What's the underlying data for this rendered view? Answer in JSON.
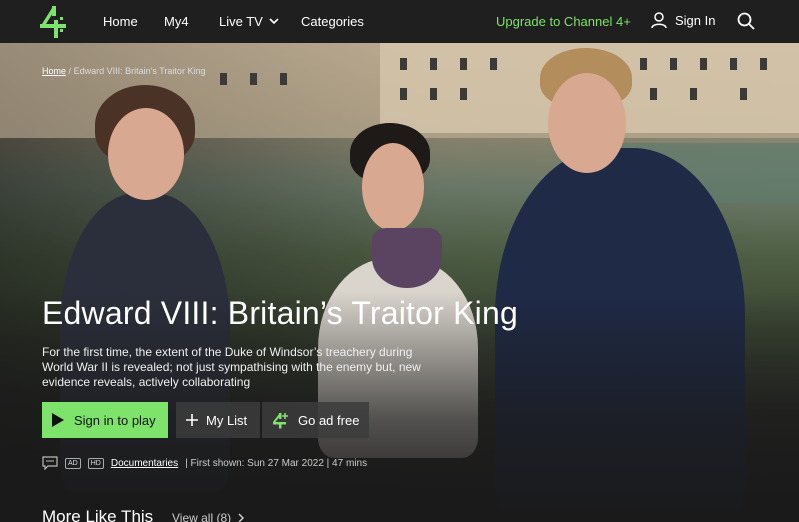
{
  "nav": {
    "links": [
      "Home",
      "My4",
      "Live TV",
      "Categories"
    ],
    "upgrade": "Upgrade to Channel 4+",
    "sign_in": "Sign In"
  },
  "breadcrumb": {
    "home": "Home",
    "separator": "/",
    "current": "Edward VIII: Britain’s Traitor King"
  },
  "programme": {
    "title": "Edward VIII: Britain’s Traitor King",
    "description": "For the first time, the extent of the Duke of Windsor’s treachery during World War II is revealed; not just sympathising with the enemy but, new evidence reveals, actively collaborating"
  },
  "actions": {
    "play": "Sign in to play",
    "my_list": "My List",
    "ad_free": "Go ad free"
  },
  "meta": {
    "ad_badge": "AD",
    "hd_badge": "HD",
    "genre": "Documentaries",
    "first_shown": "| First shown: Sun 27 Mar 2022 | 47 mins"
  },
  "more": {
    "title": "More Like This",
    "view_all": "View all (8)"
  },
  "colors": {
    "accent": "#7ee36a",
    "nav_bg": "#1f1f1f",
    "page_bg": "#1a1a1a"
  },
  "icons": [
    "channel4-logo",
    "chevron-down-icon",
    "user-icon",
    "search-icon",
    "play-icon",
    "plus-icon",
    "channel4-plus-icon",
    "subtitles-icon",
    "audio-description-icon",
    "hd-icon",
    "chevron-right-icon"
  ]
}
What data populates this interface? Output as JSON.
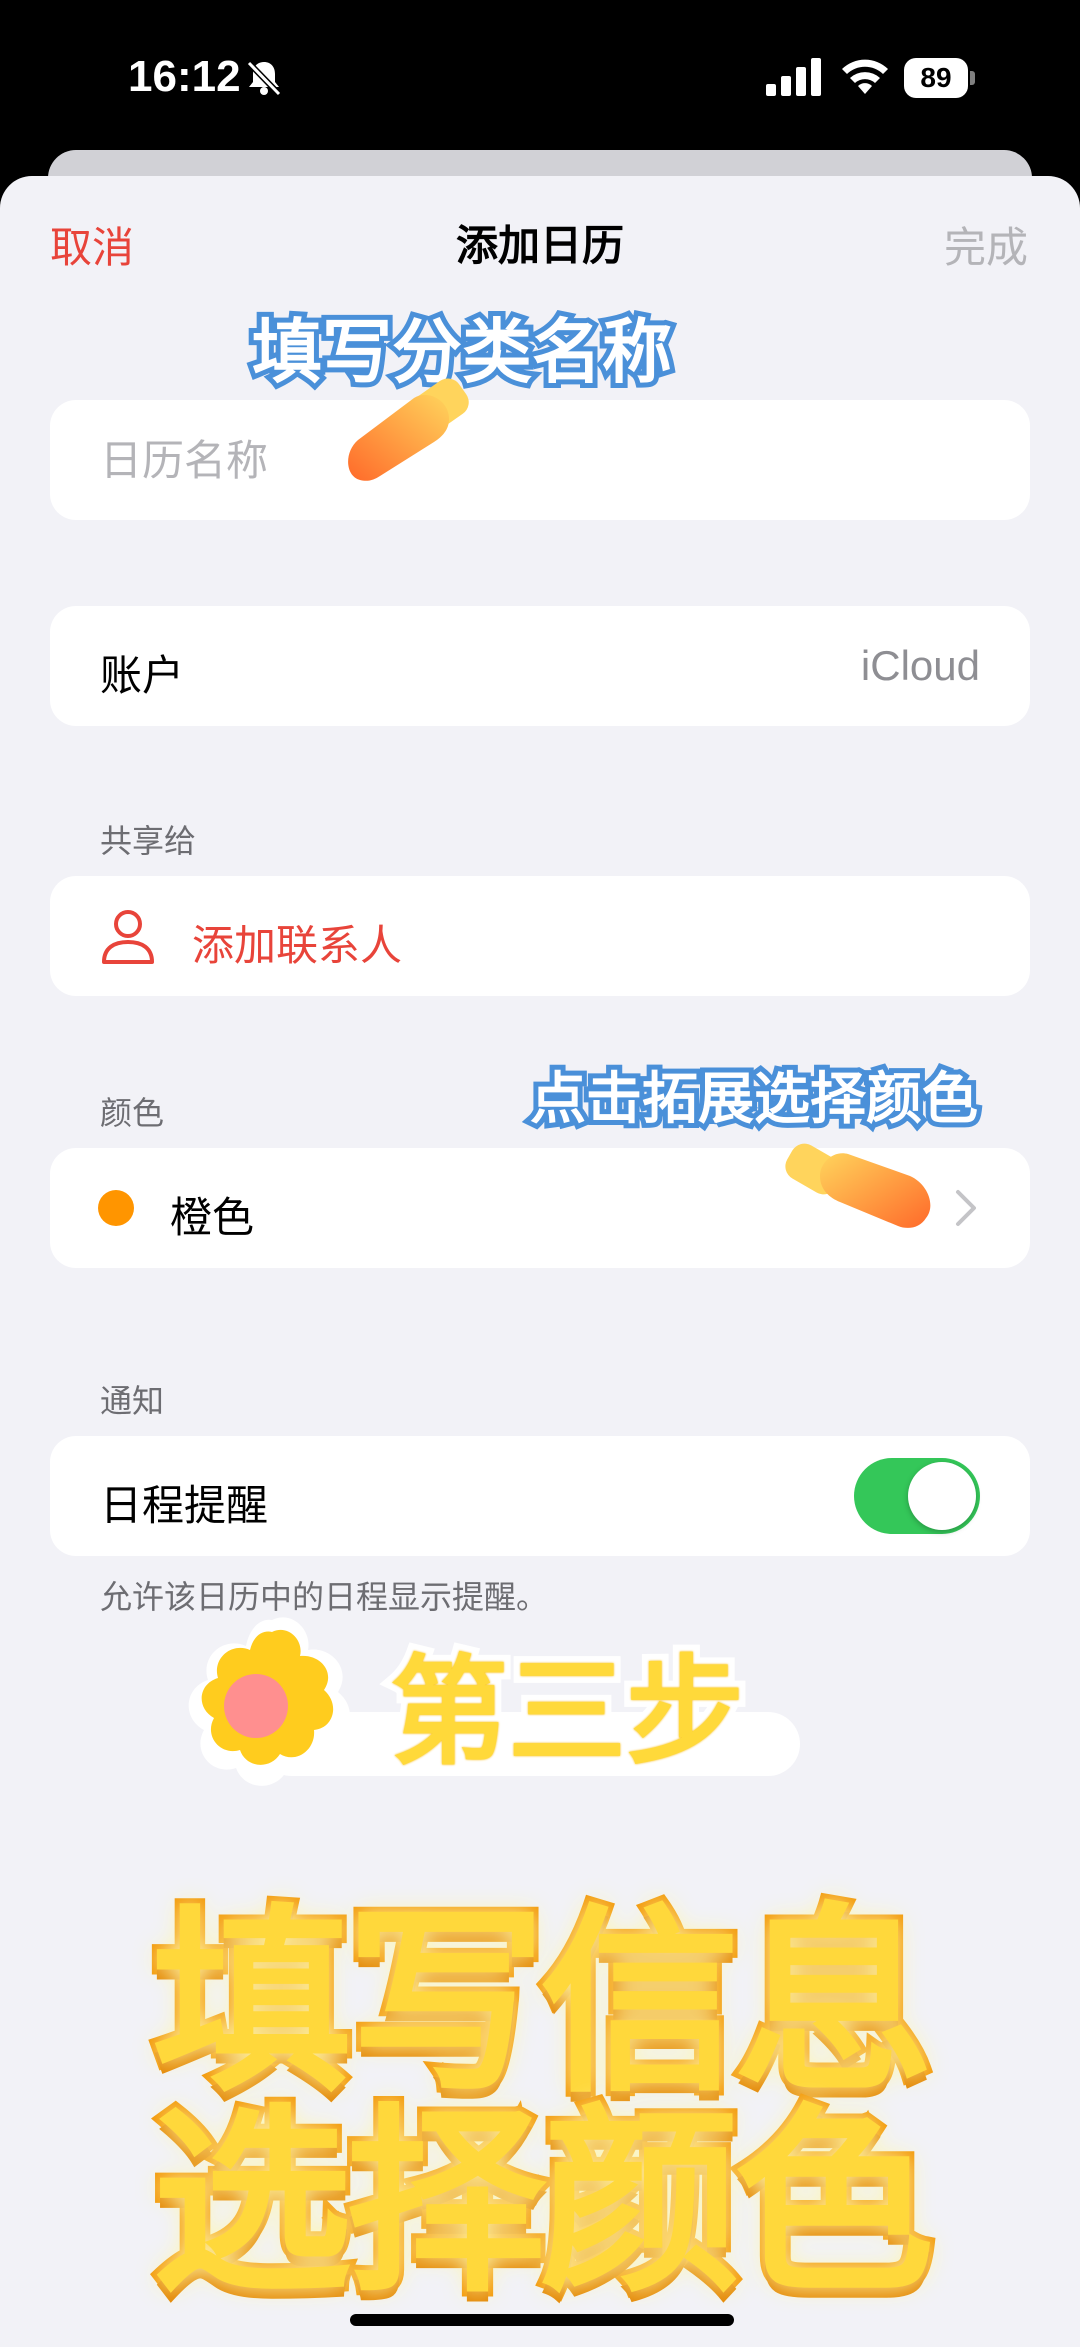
{
  "status_bar": {
    "time": "16:12",
    "battery": "89"
  },
  "nav": {
    "cancel": "取消",
    "title": "添加日历",
    "done": "完成"
  },
  "name_field": {
    "placeholder": "日历名称",
    "value": ""
  },
  "account": {
    "label": "账户",
    "value": "iCloud"
  },
  "share": {
    "section": "共享给",
    "add_contact": "添加联系人"
  },
  "color": {
    "section": "颜色",
    "value": "橙色",
    "swatch": "#ff9500"
  },
  "notify": {
    "section": "通知",
    "label": "日程提醒",
    "enabled": true,
    "note": "允许该日历中的日程显示提醒。"
  },
  "overlays": {
    "callout_name": "填写分类名称",
    "callout_color": "点击拓展选择颜色",
    "step": "第三步",
    "big_line1": "填写信息",
    "big_line2": "选择颜色"
  },
  "colors": {
    "accent_red": "#e8443a",
    "toggle_green": "#34c759",
    "orange": "#ff9500"
  }
}
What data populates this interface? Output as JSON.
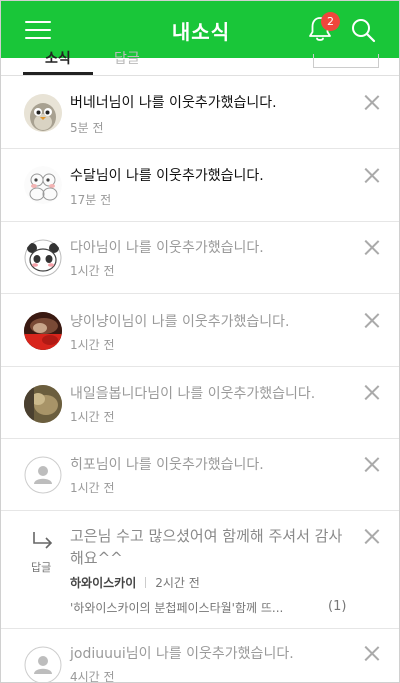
{
  "header": {
    "title": "내소식",
    "notification_count": "2",
    "colors": {
      "brand": "#19c639",
      "badge": "#f0463c"
    }
  },
  "tabs": [
    "소식",
    "답글"
  ],
  "notifications": [
    {
      "text": "버네너님이 나를 이웃추가했습니다.",
      "time": "5분 전",
      "read": false
    },
    {
      "text": "수달님이 나를 이웃추가했습니다.",
      "time": "17분 전",
      "read": false
    },
    {
      "text": "다아님이 나를 이웃추가했습니다.",
      "time": "1시간 전",
      "read": true
    },
    {
      "text": "냥이냥이님이 나를 이웃추가했습니다.",
      "time": "1시간 전",
      "read": true
    },
    {
      "text": "내일을봅니다님이 나를 이웃추가했습니다.",
      "time": "1시간 전",
      "read": true
    },
    {
      "text": "히포님이 나를 이웃추가했습니다.",
      "time": "1시간 전",
      "read": true
    }
  ],
  "reply": {
    "icon_label": "답글",
    "text": "고은님 수고 많으셨어여 함께해 주셔서 감사해요^^",
    "author": "하와이스카이",
    "time": "2시간 전",
    "quote": "'하와이스카이의 분첩페이스타월'함께 뜨...",
    "count": "(1)"
  },
  "last": {
    "text": "jodiuuui님이 나를 이웃추가했습니다.",
    "time": "4시간 전",
    "read": true
  }
}
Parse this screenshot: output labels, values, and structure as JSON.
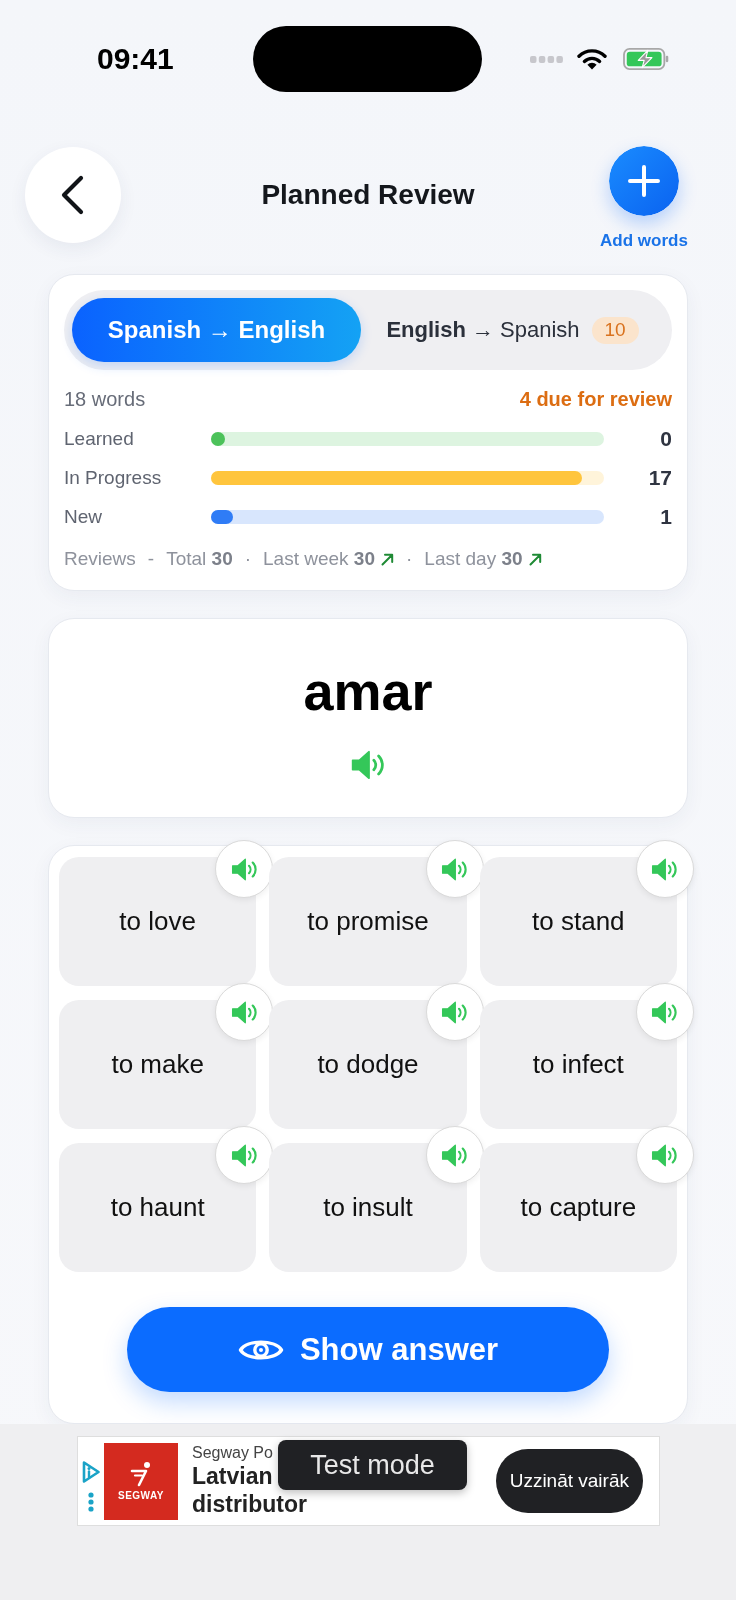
{
  "status_bar": {
    "time": "09:41"
  },
  "header": {
    "title": "Planned Review",
    "add_label": "Add words"
  },
  "stats": {
    "directions": [
      {
        "label": "Spanish → English",
        "selected": true
      },
      {
        "label": "**English** → Spanish",
        "selected": false,
        "badge": "10"
      }
    ],
    "word_count": "18 words",
    "due": "4 due for review",
    "rows": [
      {
        "label": "Learned",
        "level": 0,
        "count": "0",
        "color": "#4cc25a"
      },
      {
        "label": "In Progress",
        "level": 0.944,
        "count": "17",
        "color": "#ffc53d"
      },
      {
        "label": "New",
        "level": 0.056,
        "count": "1",
        "color": "#2f7cf6"
      }
    ],
    "reviews": {
      "label": "Reviews",
      "items": [
        {
          "separator": "-",
          "text": "Total **30**",
          "trend_up": false
        },
        {
          "separator": "·",
          "text": "Last week **30**",
          "trend_up": true
        },
        {
          "separator": "·",
          "text": "Last day **30**",
          "trend_up": true
        }
      ]
    }
  },
  "word": {
    "text": "amar"
  },
  "options": [
    {
      "text": "to love"
    },
    {
      "text": "to promise"
    },
    {
      "text": "to stand"
    },
    {
      "text": "to make"
    },
    {
      "text": "to dodge"
    },
    {
      "text": "to infect"
    },
    {
      "text": "to haunt"
    },
    {
      "text": "to insult"
    },
    {
      "text": "to capture"
    }
  ],
  "show_answer": {
    "label": "Show answer"
  },
  "ad": {
    "logo_text": "SEGWAY",
    "sponsor": "Segway Po",
    "headline": [
      "Latvian",
      "distributor"
    ],
    "cta": "Uzzināt vairāk"
  },
  "toast": {
    "text": "Test mode"
  }
}
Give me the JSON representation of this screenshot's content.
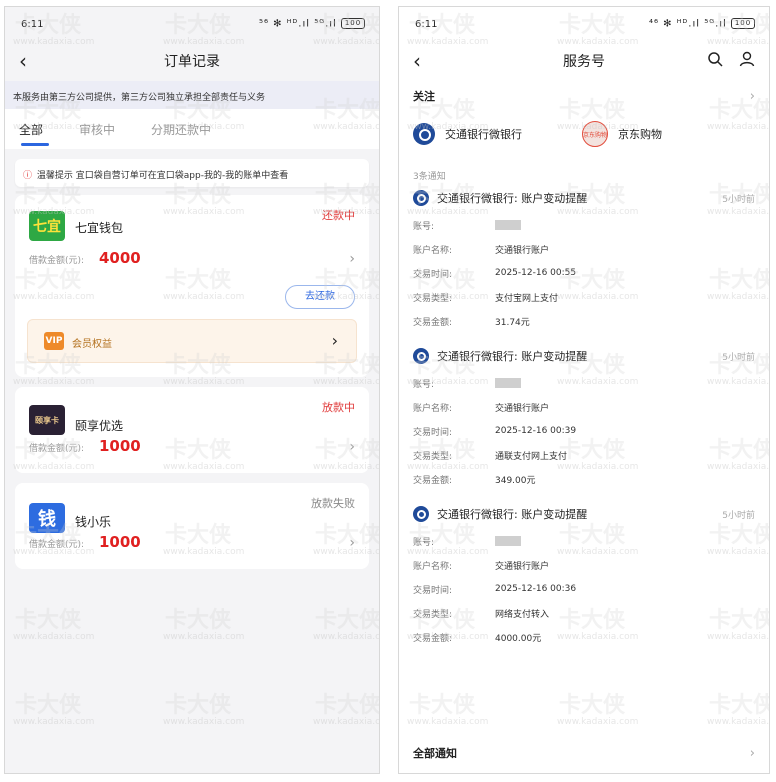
{
  "left": {
    "status": {
      "time": "6:11",
      "icons": "⁵⁶ ✻ ᴴᴰ.ıl ⁵ᴳ.ıl",
      "battery": "100"
    },
    "nav": {
      "back": "‹",
      "title": "订单记录"
    },
    "notice": "本服务由第三方公司提供，第三方公司独立承担全部责任与义务",
    "tabs": [
      {
        "label": "全部",
        "active": true
      },
      {
        "label": "审核中",
        "active": false
      },
      {
        "label": "分期还款中",
        "active": false
      }
    ],
    "tip": {
      "icon": "ⓘ",
      "text": "温馨提示 宜口袋自营订单可在宜口袋app-我的-我的账单中查看"
    },
    "cards": [
      {
        "logo": "七宜",
        "name": "七宜钱包",
        "status": "还款中",
        "status_color": "#e03a3a",
        "loan_label": "借款金额(元):",
        "amount": "4000",
        "repay_button": "去还款",
        "vip_icon": "VIP",
        "vip_label": "会员权益"
      },
      {
        "logo": "颐享卡",
        "name": "颐享优选",
        "status": "放款中",
        "status_color": "#e03a3a",
        "loan_label": "借款金额(元):",
        "amount": "1000"
      },
      {
        "logo": "钱",
        "name": "钱小乐",
        "status": "放款失败",
        "status_color": "#888888",
        "loan_label": "借款金额(元):",
        "amount": "1000"
      }
    ]
  },
  "right": {
    "status": {
      "time": "6:11",
      "icons": "⁴⁶ ✻ ᴴᴰ.ıl ⁵ᴳ.ıl",
      "battery": "100"
    },
    "nav": {
      "back": "‹",
      "title": "服务号"
    },
    "follow": {
      "title": "关注",
      "items": [
        {
          "name": "交通银行微银行"
        },
        {
          "name": "京东购物",
          "logo_text": "京东购物"
        }
      ]
    },
    "messages_title": "3条通知",
    "messages": [
      {
        "title": "交通银行微银行: 账户变动提醒",
        "time": "5小时前",
        "account_label": "账号:",
        "rows": [
          {
            "k": "账户名称:",
            "v": "交通银行账户"
          },
          {
            "k": "交易时间:",
            "v": "2025-12-16 00:55"
          },
          {
            "k": "交易类型:",
            "v": "支付宝网上支付"
          },
          {
            "k": "交易金额:",
            "v": "31.74元"
          }
        ]
      },
      {
        "title": "交通银行微银行: 账户变动提醒",
        "time": "5小时前",
        "account_label": "账号:",
        "rows": [
          {
            "k": "账户名称:",
            "v": "交通银行账户"
          },
          {
            "k": "交易时间:",
            "v": "2025-12-16 00:39"
          },
          {
            "k": "交易类型:",
            "v": "通联支付网上支付"
          },
          {
            "k": "交易金额:",
            "v": "349.00元"
          }
        ]
      },
      {
        "title": "交通银行微银行: 账户变动提醒",
        "time": "5小时前",
        "account_label": "账号:",
        "rows": [
          {
            "k": "账户名称:",
            "v": "交通银行账户"
          },
          {
            "k": "交易时间:",
            "v": "2025-12-16 00:36"
          },
          {
            "k": "交易类型:",
            "v": "网络支付转入"
          },
          {
            "k": "交易金额:",
            "v": "4000.00元"
          }
        ]
      }
    ],
    "all_notice": "全部通知"
  },
  "watermark": {
    "big": "卡大侠",
    "small": "www.kadaxia.com"
  }
}
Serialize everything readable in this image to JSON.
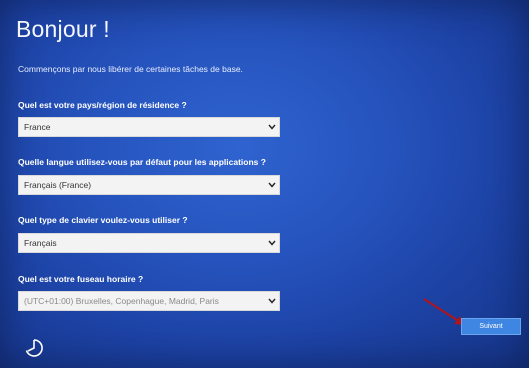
{
  "setup": {
    "title": "Bonjour !",
    "subtitle": "Commençons par nous libérer de certaines tâches de base.",
    "questions": [
      {
        "label": "Quel est votre pays/région de résidence ?",
        "value": "France"
      },
      {
        "label": "Quelle langue utilisez-vous par défaut pour les applications ?",
        "value": "Français (France)"
      },
      {
        "label": "Quel type de clavier voulez-vous utiliser ?",
        "value": "Français"
      },
      {
        "label": "Quel est votre fuseau horaire ?",
        "value": "(UTC+01:00) Bruxelles, Copenhague, Madrid, Paris"
      }
    ],
    "next_label": "Suivant"
  },
  "icons": {
    "dropdown": "chevron-down-icon",
    "accessibility": "ease-of-access-icon",
    "annotation": "red-arrow"
  },
  "colors": {
    "background": "#2654be",
    "button": "#3e86e2",
    "arrow": "#b0141c"
  }
}
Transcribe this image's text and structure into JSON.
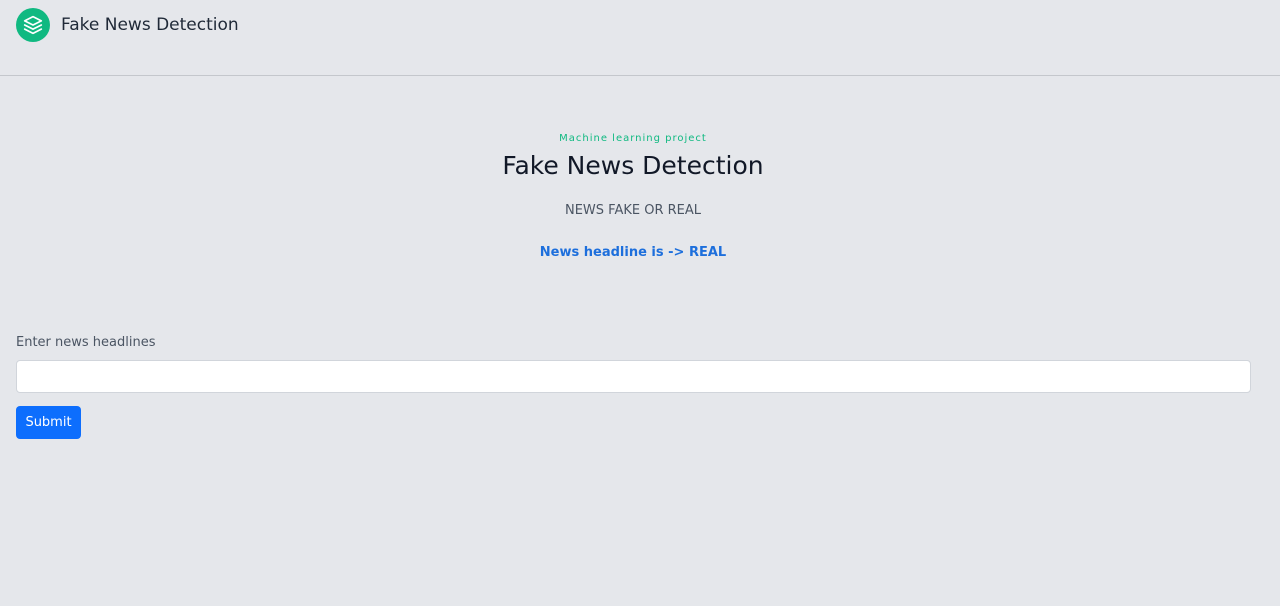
{
  "navbar": {
    "brand_title": "Fake News Detection",
    "logo_icon": "stacked-layers-icon"
  },
  "hero": {
    "eyebrow": "Machine learning project",
    "title": "Fake News Detection",
    "subtitle": "NEWS FAKE OR REAL",
    "result": "News headline is -> REAL"
  },
  "form": {
    "label": "Enter news headlines",
    "input_value": "",
    "input_placeholder": "",
    "submit_label": "Submit"
  },
  "colors": {
    "background": "#e5e7eb",
    "accent_green": "#10b981",
    "result_blue": "#1d6fdc",
    "button_blue": "#0d6efd"
  }
}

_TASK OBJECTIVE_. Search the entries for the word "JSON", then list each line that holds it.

_SOLUTION TO THIS EXERCISE_.
What's the underlying data for this rendered view? Answer in JSON.
What data populates this interface? Output as JSON.
What data populates this interface? Output as JSON.
Parse this screenshot: output labels, values, and structure as JSON.
Give me the JSON representation of this screenshot's content.
Serialize everything readable in this image to JSON.
Transcribe this image's text and structure into JSON.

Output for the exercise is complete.